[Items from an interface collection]

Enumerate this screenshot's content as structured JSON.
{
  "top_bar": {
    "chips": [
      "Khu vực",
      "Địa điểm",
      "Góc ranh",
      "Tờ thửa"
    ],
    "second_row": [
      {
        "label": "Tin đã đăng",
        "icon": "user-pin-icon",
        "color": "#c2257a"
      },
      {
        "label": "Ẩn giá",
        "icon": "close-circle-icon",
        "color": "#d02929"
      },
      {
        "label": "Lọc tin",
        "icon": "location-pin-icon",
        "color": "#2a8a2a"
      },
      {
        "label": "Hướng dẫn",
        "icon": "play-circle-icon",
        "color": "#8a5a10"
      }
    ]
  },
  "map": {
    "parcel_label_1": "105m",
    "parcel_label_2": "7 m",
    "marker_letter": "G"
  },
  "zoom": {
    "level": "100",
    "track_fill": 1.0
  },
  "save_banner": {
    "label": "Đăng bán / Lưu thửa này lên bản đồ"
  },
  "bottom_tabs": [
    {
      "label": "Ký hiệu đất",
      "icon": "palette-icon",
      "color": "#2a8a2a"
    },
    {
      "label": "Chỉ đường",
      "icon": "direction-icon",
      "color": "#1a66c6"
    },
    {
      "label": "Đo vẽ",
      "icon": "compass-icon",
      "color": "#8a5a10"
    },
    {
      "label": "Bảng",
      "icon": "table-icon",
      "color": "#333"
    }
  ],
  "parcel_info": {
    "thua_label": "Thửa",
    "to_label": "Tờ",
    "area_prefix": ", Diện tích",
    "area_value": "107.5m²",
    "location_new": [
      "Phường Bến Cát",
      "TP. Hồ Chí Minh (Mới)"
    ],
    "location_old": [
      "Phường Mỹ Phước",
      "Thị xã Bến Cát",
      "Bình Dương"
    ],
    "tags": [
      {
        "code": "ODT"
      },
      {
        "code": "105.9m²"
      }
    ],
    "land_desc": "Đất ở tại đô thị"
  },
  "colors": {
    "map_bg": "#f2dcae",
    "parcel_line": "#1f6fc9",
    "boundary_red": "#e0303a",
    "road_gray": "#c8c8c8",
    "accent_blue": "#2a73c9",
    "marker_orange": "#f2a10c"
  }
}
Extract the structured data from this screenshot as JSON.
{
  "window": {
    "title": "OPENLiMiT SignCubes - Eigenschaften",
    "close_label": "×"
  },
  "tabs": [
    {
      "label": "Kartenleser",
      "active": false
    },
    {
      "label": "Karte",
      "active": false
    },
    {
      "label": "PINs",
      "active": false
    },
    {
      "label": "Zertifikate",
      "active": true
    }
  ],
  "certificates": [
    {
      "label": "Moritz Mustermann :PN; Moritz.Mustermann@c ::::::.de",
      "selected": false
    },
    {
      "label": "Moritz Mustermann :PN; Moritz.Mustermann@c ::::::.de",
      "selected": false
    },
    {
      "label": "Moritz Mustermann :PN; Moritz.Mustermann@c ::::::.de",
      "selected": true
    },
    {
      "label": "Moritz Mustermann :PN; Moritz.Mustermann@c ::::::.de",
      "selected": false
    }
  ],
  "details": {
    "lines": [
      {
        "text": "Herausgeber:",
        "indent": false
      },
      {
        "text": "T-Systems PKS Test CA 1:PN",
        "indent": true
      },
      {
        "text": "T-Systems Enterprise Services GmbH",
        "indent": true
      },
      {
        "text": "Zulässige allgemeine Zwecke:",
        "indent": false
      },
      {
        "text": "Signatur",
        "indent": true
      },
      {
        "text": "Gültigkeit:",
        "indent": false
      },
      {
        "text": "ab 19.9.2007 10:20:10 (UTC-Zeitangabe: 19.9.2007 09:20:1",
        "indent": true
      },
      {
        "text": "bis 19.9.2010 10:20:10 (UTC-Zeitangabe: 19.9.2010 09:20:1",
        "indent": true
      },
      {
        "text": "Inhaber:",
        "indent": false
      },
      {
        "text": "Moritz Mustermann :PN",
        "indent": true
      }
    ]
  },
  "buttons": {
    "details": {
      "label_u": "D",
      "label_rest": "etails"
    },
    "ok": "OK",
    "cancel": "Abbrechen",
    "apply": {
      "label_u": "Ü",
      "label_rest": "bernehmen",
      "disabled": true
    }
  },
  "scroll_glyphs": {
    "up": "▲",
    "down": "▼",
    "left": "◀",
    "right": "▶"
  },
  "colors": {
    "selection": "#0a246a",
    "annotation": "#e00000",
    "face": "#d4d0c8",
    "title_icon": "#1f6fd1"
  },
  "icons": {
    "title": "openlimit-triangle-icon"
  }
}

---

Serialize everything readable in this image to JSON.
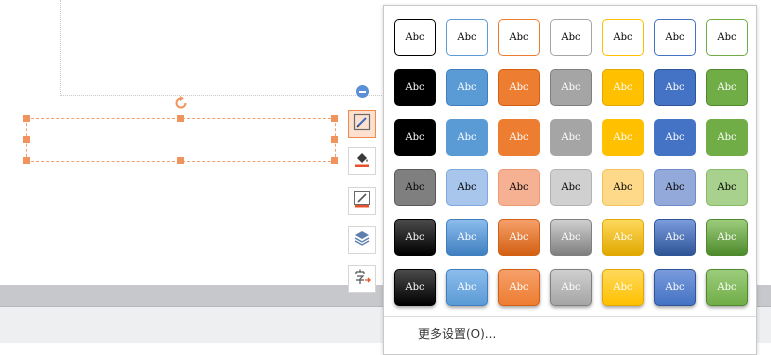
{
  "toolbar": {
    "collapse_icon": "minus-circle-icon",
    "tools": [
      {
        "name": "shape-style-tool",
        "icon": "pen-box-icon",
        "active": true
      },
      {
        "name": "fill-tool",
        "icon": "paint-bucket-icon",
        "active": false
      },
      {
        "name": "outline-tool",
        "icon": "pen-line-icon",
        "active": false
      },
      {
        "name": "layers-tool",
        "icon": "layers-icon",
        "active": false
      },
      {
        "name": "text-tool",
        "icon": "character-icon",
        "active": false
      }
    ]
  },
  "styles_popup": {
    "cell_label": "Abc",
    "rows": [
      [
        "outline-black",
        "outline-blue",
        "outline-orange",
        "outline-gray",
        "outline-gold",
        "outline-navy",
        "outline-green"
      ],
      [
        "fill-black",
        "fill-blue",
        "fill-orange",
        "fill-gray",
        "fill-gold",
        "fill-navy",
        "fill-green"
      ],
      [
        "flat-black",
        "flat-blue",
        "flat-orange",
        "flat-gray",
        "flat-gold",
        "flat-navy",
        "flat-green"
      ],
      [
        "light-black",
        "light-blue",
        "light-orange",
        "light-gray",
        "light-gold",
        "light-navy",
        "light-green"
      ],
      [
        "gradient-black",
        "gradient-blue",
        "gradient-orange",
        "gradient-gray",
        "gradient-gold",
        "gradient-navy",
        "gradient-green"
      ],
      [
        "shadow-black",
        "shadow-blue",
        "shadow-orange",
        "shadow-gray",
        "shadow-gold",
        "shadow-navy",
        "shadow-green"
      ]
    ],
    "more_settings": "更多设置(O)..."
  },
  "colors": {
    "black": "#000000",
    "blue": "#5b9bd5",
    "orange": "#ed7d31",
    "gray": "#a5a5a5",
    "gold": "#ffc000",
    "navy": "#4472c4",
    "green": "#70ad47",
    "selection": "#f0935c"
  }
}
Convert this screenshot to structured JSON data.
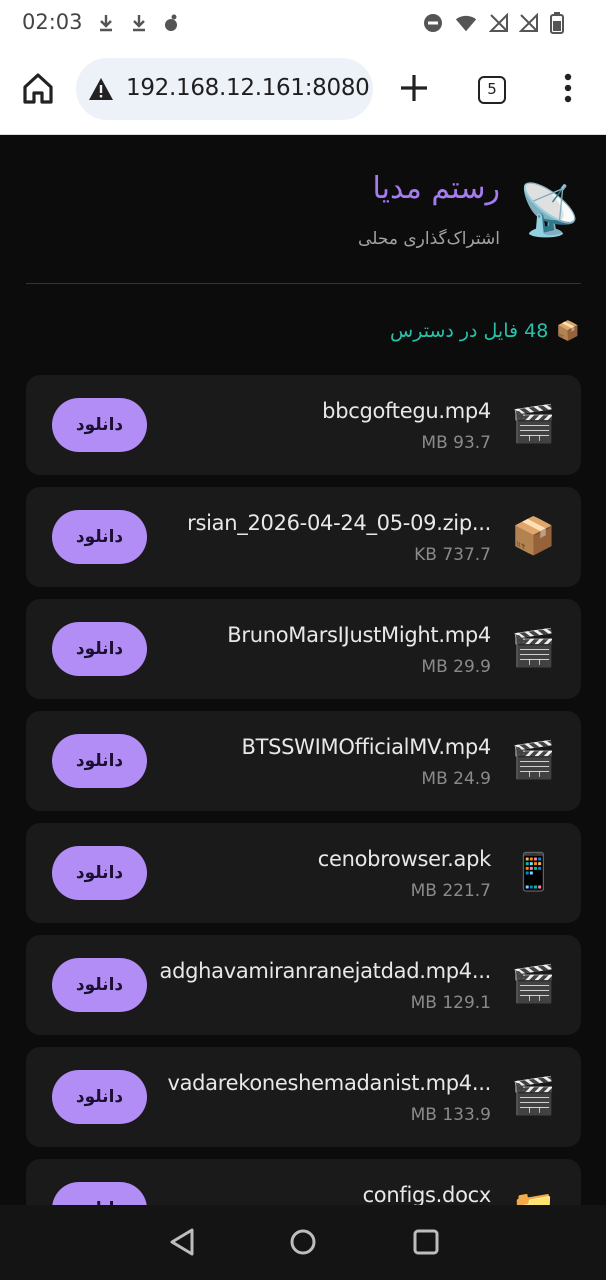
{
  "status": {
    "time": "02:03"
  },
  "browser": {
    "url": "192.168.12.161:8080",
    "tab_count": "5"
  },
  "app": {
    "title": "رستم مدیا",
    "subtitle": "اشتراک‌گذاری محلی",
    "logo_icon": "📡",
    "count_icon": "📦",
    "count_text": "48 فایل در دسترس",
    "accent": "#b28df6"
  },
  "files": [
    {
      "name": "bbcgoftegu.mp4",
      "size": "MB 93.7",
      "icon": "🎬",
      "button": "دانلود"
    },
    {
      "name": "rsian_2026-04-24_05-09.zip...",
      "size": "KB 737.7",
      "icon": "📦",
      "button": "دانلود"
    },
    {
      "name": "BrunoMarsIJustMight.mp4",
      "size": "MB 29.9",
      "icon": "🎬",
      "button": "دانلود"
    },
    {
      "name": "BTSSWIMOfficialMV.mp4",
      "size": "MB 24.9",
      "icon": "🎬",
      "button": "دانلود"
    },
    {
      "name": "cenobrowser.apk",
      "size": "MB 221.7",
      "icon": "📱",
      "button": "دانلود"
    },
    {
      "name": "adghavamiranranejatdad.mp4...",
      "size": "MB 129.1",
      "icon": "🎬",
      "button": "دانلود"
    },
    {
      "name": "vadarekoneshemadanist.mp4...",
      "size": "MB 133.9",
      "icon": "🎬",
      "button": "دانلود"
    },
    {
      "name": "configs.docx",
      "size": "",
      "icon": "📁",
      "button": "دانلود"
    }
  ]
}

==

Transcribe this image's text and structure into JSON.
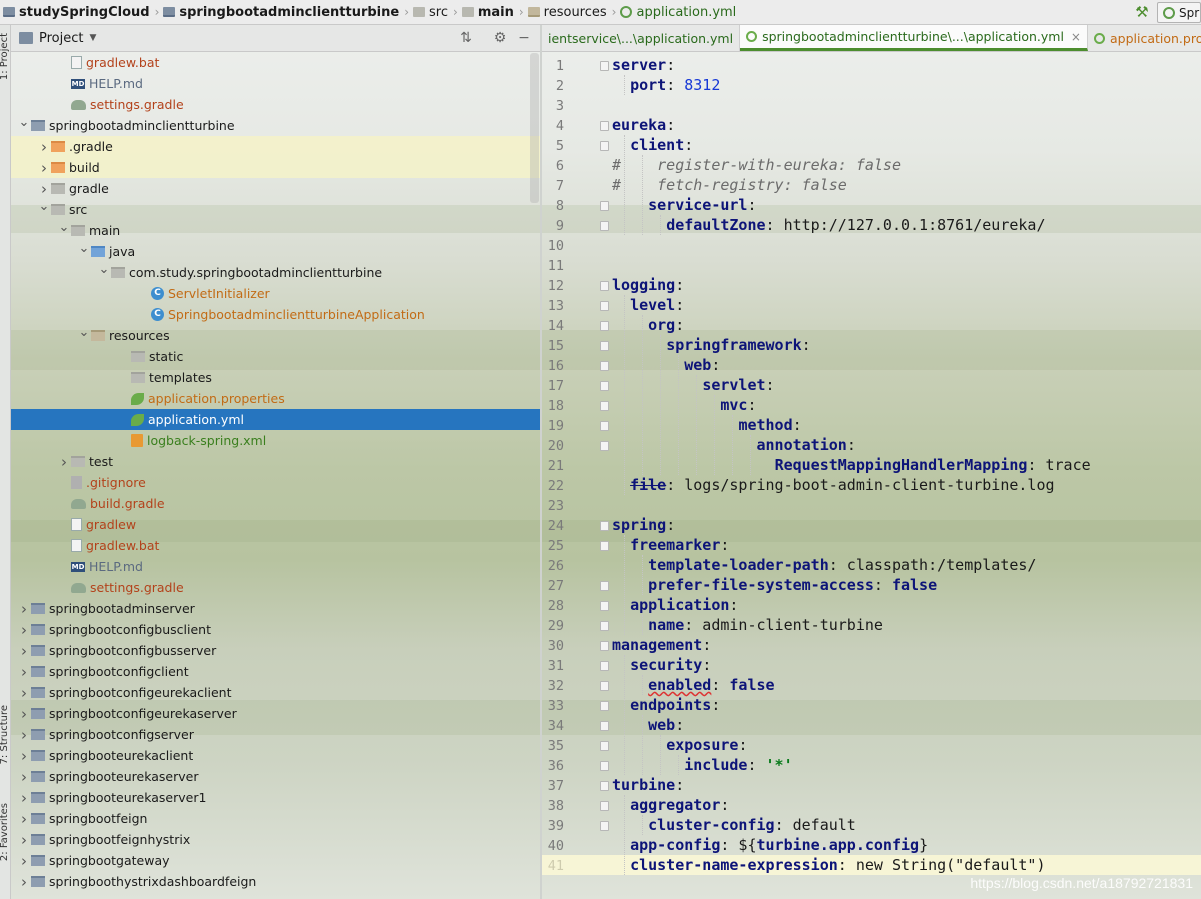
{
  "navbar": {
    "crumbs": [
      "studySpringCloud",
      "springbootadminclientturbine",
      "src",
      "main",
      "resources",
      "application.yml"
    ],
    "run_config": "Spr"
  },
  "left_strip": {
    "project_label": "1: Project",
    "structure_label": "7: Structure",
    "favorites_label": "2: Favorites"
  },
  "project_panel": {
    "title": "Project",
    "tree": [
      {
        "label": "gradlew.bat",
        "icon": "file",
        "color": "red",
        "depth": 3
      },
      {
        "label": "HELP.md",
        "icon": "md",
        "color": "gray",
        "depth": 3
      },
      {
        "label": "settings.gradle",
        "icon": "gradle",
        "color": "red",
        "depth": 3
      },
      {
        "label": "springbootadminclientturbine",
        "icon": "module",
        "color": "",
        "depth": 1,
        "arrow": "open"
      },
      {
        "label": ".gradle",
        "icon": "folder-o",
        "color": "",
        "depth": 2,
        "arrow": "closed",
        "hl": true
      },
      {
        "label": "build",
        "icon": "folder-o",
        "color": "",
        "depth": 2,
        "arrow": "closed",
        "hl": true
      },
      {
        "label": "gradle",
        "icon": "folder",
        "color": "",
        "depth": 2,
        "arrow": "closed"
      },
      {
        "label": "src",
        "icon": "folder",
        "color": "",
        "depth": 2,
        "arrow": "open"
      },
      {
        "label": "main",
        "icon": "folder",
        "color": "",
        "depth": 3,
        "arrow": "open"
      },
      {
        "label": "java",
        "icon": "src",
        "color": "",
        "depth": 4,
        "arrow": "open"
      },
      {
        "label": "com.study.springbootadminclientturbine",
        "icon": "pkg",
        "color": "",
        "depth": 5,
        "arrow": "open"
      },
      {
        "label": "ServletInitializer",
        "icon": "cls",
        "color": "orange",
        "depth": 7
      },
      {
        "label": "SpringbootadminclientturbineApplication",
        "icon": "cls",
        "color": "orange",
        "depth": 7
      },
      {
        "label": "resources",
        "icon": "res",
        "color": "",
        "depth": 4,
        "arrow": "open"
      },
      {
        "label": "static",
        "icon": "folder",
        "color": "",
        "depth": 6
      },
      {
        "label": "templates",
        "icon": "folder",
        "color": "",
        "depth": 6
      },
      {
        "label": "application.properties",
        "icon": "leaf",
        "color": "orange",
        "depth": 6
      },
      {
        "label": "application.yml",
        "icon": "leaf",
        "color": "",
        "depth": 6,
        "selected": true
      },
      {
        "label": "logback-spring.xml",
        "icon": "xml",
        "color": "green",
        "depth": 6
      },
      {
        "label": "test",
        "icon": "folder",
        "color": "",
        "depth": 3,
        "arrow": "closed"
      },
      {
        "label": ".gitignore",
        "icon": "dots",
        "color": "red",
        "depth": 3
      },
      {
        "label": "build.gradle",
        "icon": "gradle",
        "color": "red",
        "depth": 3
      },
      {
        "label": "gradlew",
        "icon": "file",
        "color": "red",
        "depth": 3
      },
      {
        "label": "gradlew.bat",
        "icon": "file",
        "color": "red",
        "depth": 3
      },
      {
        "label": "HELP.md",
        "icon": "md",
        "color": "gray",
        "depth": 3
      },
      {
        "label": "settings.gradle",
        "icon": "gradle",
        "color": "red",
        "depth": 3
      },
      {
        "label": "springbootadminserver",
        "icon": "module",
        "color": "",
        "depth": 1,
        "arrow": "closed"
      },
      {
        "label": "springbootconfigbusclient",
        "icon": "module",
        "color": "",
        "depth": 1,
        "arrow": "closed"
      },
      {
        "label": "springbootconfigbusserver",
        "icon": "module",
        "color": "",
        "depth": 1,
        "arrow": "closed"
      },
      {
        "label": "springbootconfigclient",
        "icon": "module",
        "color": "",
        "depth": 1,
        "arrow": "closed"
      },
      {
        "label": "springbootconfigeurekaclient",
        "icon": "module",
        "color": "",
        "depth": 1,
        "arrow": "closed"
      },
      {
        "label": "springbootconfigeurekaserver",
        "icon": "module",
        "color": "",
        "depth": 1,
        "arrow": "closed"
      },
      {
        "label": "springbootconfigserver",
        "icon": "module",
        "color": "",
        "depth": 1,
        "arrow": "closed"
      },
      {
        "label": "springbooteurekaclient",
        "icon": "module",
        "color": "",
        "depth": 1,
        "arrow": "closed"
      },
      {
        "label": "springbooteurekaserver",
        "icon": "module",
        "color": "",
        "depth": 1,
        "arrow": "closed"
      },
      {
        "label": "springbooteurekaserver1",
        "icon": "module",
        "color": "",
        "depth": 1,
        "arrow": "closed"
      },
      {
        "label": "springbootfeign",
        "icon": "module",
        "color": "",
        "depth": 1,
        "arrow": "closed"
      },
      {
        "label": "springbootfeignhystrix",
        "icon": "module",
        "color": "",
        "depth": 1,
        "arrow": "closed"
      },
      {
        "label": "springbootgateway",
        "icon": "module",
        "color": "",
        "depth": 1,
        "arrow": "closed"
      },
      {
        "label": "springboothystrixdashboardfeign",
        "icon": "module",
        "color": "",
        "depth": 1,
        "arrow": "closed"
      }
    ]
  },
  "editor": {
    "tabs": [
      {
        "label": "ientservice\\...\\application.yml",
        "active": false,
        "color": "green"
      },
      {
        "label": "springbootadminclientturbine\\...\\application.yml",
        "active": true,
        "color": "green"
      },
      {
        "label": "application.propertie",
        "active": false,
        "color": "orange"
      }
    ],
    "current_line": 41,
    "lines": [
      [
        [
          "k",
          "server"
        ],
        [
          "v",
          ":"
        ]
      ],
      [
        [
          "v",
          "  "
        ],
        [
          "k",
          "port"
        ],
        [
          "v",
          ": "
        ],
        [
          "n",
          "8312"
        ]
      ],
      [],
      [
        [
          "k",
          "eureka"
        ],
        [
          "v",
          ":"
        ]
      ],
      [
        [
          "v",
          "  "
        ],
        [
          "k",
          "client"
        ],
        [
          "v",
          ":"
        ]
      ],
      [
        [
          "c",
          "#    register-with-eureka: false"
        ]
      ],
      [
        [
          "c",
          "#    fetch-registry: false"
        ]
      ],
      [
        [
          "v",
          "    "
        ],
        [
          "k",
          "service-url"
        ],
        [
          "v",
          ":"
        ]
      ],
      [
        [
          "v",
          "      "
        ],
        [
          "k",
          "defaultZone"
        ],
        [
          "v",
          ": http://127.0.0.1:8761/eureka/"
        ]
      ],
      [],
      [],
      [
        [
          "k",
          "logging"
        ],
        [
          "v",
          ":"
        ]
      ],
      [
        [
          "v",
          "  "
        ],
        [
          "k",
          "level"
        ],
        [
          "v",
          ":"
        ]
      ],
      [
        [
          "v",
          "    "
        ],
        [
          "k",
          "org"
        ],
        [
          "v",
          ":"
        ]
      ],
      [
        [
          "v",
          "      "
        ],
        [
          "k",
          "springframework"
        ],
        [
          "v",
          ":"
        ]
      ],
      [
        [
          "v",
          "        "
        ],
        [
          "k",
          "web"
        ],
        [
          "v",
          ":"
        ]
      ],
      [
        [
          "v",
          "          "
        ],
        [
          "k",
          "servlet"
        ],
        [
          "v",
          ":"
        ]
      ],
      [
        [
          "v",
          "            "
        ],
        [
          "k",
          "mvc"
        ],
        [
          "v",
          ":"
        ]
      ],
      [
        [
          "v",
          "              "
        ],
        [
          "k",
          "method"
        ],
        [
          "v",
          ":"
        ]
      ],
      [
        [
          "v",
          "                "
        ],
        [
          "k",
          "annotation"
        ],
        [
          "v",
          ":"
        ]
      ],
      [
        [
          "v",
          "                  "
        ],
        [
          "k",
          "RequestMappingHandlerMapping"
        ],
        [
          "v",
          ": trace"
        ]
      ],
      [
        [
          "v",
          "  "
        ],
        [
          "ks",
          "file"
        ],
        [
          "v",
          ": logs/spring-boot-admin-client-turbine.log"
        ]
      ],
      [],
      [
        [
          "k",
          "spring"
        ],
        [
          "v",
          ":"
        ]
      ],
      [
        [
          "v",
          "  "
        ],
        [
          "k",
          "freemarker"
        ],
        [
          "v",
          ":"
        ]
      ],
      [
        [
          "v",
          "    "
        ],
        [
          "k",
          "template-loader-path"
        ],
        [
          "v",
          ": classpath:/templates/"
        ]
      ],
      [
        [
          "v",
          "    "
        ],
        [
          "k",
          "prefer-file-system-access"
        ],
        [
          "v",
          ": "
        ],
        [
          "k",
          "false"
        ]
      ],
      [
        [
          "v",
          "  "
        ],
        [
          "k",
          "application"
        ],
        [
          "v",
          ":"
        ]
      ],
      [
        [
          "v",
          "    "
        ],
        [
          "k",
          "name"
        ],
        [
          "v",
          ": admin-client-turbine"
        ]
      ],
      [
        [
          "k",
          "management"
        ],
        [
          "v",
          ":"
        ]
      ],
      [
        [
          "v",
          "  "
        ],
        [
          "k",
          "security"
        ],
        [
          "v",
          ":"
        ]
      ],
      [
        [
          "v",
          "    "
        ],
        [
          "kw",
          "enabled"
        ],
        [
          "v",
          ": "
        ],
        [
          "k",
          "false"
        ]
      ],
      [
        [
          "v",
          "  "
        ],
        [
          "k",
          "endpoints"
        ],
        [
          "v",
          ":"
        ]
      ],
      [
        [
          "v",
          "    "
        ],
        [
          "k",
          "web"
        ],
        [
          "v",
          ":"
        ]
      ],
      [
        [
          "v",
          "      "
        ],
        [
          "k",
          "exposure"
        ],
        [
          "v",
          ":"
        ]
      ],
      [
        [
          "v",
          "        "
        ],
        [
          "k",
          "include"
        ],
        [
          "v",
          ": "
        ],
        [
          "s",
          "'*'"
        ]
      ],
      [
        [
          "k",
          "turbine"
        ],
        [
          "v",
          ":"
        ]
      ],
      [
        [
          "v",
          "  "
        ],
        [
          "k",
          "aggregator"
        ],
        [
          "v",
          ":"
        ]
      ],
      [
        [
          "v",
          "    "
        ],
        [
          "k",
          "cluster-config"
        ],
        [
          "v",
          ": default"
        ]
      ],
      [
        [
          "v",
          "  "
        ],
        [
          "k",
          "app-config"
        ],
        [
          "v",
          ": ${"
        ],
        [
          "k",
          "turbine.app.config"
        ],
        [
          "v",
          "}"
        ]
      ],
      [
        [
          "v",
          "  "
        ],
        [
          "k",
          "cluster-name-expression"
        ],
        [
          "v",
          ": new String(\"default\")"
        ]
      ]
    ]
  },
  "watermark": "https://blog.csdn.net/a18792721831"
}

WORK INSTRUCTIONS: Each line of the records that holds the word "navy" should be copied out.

RESULT OF THE TASK:
        "outline-navy",
        "fill-navy",
        "flat-navy",
        "light-navy",
        "gradient-navy",
        "shadow-navy",
    "navy": "#4472c4",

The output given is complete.